This is the split personality of Kahlil Gibran. In the very invention of Almustafa he is being political. He is not speaking directly, he is speaking through Almustafa because Almustafa is only a fiction. But it is a good security: people will take it as poetry, a fiction, beautiful.
He has been praised all over the world for this small book, The Prophet. Perhaps I am the first one who is trying to shift and create a clear-cut division between when he is honest and when he is not honest.
And without words, in friendship, all thoughts, all desires…
He never goes beyond the mind. Friendliness is beyond the mind, just as love is beyond the mind; in fact, friendliness rises higher even than love.
In the Upanishads there is a tremendous statement. It has been a tradition in the East that when somebody gets married he goes with his wife to a seer, to a sage, for his blessings. And such a strange blessing does not exist anywhere in any literature, in any tradition.
The sage, the man of enlightenment, blesses them with the words, “You should give birth to ten children, and after that your husband will be your eleventh child.” It looks absurd, the husband is going to be the eleventh child? – but it has such a profundity. You have loved enough, you have given birth to ten children; now it is time to rise above love itself. Even your husband is your eleventh child. Go beyond love, and merge and melt into friendship. Refine it to the point where it becomes friendliness; then neither are you a wife nor is the husband a husband, but you are two souls living together in friendliness.
…all expectations are born and shared, with joy that is unacclaimed.
Love or friendliness have no expectations. That is the beauty of friendliness – you don’t expect anything, because wherever there is expectation, just behind it, like a shadow, is frustration. And you cannot dictate to the future; you don’t even know what the future is going to be.
When I was a postgraduate in the university, a very beautiful girl was also studying the same subjects as me. For two years we remained studying the same subjects – philosophy, religion and psychology – and then finally we had to depart. She was a rich girl, the daughter of the collector of the city.
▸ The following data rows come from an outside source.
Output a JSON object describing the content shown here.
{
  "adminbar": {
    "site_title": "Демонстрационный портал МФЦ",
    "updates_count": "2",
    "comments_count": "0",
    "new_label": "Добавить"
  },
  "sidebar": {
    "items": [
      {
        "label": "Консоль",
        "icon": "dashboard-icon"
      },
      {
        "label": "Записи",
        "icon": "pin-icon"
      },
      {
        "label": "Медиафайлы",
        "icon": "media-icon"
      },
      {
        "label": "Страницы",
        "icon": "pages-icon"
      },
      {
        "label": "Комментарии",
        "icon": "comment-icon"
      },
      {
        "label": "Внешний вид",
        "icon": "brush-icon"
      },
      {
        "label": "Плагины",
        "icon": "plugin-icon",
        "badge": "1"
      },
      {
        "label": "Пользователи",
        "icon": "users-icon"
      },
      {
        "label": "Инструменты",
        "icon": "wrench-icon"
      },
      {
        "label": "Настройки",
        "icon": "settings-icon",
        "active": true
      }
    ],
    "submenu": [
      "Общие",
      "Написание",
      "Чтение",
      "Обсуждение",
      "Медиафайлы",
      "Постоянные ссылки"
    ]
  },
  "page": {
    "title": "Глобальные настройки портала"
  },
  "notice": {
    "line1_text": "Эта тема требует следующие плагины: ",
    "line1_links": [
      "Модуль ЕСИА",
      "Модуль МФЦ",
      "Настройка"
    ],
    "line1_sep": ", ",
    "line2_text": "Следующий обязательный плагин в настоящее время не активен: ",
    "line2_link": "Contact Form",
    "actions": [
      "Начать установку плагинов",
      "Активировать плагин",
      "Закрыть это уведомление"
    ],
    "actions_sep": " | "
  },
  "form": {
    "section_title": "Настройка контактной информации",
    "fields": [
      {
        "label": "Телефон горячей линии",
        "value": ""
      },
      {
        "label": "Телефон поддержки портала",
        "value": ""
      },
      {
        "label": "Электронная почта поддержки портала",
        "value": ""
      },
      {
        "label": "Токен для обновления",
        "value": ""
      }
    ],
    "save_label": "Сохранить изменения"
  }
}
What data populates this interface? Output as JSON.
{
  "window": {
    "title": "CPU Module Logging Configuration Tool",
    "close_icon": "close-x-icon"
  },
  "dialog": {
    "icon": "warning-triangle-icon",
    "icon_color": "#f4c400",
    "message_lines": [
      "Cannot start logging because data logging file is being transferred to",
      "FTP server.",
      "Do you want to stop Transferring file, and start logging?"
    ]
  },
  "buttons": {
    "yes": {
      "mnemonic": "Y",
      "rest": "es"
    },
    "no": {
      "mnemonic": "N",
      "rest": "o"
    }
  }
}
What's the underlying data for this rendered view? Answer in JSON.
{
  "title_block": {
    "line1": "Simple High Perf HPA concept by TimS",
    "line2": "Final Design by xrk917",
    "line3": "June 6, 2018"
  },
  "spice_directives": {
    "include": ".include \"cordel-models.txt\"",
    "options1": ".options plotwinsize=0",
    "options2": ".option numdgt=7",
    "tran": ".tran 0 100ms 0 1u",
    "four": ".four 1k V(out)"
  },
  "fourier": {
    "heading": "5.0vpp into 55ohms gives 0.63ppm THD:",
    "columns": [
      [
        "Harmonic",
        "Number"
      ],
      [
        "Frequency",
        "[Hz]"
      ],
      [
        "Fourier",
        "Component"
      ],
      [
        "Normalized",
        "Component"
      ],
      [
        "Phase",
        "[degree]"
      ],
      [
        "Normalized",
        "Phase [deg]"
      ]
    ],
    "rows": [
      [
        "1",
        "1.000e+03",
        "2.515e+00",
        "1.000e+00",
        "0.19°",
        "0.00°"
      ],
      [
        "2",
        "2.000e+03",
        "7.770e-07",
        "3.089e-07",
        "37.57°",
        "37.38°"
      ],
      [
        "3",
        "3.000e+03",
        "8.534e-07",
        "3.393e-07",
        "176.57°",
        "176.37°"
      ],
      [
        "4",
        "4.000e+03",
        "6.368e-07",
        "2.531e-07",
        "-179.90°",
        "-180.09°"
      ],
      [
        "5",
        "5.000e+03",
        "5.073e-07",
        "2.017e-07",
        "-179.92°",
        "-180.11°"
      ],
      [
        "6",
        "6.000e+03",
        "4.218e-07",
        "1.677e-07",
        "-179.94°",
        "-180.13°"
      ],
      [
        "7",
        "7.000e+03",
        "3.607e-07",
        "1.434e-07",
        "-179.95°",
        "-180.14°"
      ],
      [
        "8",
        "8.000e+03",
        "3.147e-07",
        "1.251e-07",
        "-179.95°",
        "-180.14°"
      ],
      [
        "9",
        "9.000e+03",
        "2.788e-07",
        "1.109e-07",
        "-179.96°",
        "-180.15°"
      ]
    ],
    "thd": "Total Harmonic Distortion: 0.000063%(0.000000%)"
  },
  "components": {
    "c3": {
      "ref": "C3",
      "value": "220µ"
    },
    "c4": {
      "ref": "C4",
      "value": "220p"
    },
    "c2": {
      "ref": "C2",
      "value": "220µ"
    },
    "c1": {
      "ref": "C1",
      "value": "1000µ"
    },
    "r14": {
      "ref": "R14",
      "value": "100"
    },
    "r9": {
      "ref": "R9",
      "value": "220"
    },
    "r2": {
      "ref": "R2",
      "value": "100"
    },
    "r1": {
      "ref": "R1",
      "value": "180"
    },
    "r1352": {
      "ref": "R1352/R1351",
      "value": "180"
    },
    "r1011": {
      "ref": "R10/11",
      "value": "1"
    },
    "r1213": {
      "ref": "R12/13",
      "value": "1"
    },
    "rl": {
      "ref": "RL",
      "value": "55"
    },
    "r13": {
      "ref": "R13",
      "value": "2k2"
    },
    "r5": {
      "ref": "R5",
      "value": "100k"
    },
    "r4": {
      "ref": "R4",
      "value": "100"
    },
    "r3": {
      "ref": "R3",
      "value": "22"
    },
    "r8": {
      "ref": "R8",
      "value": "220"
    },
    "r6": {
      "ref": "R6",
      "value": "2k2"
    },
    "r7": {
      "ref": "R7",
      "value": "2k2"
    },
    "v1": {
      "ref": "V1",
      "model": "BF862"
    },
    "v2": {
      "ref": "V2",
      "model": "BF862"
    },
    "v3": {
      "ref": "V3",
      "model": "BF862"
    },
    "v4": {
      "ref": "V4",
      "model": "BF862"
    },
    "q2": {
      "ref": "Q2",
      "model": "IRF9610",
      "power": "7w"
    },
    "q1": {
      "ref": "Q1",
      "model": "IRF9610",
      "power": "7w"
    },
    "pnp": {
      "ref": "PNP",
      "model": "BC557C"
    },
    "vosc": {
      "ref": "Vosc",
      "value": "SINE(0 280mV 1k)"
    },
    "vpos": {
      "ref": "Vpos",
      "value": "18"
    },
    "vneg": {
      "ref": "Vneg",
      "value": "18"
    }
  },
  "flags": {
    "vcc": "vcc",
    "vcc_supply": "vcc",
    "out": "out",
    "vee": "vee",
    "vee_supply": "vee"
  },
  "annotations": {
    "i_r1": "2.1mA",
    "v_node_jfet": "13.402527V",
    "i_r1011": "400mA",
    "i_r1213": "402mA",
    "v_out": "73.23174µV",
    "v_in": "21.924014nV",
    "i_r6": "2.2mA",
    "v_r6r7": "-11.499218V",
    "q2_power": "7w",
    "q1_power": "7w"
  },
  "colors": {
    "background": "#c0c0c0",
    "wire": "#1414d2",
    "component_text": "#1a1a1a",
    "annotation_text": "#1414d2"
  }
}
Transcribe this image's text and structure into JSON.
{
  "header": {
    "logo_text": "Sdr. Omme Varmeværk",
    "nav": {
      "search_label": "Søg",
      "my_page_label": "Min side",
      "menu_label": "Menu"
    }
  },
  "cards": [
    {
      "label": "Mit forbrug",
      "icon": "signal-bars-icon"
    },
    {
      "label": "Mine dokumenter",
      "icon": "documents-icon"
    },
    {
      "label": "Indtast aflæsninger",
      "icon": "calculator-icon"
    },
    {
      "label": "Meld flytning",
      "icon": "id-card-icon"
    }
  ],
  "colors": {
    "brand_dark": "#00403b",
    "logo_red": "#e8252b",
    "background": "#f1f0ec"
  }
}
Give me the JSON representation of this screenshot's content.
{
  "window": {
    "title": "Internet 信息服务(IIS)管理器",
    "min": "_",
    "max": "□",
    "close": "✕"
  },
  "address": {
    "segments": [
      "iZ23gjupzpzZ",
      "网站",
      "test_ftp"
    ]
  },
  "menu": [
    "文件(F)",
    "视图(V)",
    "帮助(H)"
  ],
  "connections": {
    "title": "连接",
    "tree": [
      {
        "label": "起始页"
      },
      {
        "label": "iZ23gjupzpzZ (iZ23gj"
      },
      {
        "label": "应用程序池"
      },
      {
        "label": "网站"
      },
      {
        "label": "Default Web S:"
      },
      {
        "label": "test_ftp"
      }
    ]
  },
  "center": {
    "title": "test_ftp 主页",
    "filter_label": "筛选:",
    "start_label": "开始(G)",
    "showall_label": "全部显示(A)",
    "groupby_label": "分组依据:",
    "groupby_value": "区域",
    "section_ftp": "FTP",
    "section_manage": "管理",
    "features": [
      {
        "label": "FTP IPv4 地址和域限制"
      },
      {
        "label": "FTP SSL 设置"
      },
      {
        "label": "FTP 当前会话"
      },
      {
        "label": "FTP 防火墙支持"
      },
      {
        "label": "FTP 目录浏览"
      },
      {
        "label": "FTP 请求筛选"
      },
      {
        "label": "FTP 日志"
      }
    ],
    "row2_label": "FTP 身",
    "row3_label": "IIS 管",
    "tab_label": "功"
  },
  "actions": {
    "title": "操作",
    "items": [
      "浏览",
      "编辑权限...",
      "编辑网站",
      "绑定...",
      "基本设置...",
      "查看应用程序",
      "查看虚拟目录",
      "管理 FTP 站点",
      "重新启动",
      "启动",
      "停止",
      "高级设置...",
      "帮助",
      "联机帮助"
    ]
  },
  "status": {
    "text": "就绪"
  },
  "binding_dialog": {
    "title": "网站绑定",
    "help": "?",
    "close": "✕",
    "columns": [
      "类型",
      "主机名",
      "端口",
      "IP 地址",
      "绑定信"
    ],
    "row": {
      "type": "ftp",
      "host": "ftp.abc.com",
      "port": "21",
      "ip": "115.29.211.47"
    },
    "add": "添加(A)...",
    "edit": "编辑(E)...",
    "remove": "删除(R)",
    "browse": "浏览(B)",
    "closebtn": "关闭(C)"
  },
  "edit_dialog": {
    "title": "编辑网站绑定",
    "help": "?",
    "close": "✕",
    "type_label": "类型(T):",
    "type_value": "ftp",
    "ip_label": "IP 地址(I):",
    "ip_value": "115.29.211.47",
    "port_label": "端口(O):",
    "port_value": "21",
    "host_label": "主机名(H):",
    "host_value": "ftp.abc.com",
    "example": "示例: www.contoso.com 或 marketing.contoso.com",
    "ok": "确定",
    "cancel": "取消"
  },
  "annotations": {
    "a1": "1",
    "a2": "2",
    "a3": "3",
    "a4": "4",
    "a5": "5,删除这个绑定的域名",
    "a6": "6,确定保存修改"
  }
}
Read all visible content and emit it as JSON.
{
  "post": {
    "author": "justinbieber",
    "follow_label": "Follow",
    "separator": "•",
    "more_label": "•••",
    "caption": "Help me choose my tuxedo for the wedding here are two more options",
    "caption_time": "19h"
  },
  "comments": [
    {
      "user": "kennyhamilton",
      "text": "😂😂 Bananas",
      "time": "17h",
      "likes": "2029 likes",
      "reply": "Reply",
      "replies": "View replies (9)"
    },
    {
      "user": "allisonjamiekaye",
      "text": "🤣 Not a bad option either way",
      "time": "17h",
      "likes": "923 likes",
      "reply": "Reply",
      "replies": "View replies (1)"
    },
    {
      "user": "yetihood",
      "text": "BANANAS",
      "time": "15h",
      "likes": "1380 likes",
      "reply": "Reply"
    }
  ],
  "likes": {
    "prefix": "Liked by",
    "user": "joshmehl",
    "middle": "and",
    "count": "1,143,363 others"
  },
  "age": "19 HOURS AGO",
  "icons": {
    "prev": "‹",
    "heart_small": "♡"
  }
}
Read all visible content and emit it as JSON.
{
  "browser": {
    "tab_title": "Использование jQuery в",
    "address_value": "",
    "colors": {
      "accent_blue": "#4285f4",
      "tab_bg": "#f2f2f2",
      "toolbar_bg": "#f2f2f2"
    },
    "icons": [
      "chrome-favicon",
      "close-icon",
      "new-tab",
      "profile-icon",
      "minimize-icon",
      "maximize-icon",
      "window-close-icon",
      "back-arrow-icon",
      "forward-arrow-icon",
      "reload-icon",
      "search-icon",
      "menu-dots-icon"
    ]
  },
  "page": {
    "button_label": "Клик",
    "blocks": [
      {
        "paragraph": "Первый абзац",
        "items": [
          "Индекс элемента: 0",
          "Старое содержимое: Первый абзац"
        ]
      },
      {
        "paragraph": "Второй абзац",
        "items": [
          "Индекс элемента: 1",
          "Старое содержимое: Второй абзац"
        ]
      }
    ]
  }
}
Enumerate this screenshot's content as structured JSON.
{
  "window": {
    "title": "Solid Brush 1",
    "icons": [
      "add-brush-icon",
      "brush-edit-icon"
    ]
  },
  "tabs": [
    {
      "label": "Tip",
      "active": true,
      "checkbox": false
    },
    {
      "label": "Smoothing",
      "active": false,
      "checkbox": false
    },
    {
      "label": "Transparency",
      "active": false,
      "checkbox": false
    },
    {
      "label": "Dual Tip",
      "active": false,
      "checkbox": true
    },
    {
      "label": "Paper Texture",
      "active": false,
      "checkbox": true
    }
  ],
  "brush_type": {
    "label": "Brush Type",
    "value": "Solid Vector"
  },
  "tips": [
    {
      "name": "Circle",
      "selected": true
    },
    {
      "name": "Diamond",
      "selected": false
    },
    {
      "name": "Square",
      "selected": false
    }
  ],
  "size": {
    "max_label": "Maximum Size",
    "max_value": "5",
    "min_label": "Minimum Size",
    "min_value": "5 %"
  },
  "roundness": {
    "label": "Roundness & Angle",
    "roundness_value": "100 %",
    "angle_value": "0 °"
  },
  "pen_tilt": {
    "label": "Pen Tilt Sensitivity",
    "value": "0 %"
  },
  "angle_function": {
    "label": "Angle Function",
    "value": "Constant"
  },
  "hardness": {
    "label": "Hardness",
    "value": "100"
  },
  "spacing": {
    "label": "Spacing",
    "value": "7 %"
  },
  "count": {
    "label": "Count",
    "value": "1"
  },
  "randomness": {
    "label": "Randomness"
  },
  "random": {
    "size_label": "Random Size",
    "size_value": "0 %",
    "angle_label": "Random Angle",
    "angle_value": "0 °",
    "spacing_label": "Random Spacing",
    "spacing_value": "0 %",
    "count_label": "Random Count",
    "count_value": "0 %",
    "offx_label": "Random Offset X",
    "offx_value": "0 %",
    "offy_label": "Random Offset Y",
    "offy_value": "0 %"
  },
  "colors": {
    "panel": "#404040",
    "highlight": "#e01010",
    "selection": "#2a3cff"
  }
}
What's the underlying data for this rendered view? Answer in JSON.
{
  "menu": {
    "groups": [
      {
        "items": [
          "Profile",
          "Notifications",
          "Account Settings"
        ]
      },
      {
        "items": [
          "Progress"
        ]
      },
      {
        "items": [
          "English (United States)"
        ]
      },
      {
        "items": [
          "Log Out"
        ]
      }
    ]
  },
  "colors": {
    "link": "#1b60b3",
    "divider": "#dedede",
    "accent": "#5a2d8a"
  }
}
I had gone out, her car was waiting – and perhaps she was also waiting; there was no need for her to sit inside the car and wait. It took two years for her to say to me, “I have been very much frustrated. I wanted you to say to me, ‘I love you.’”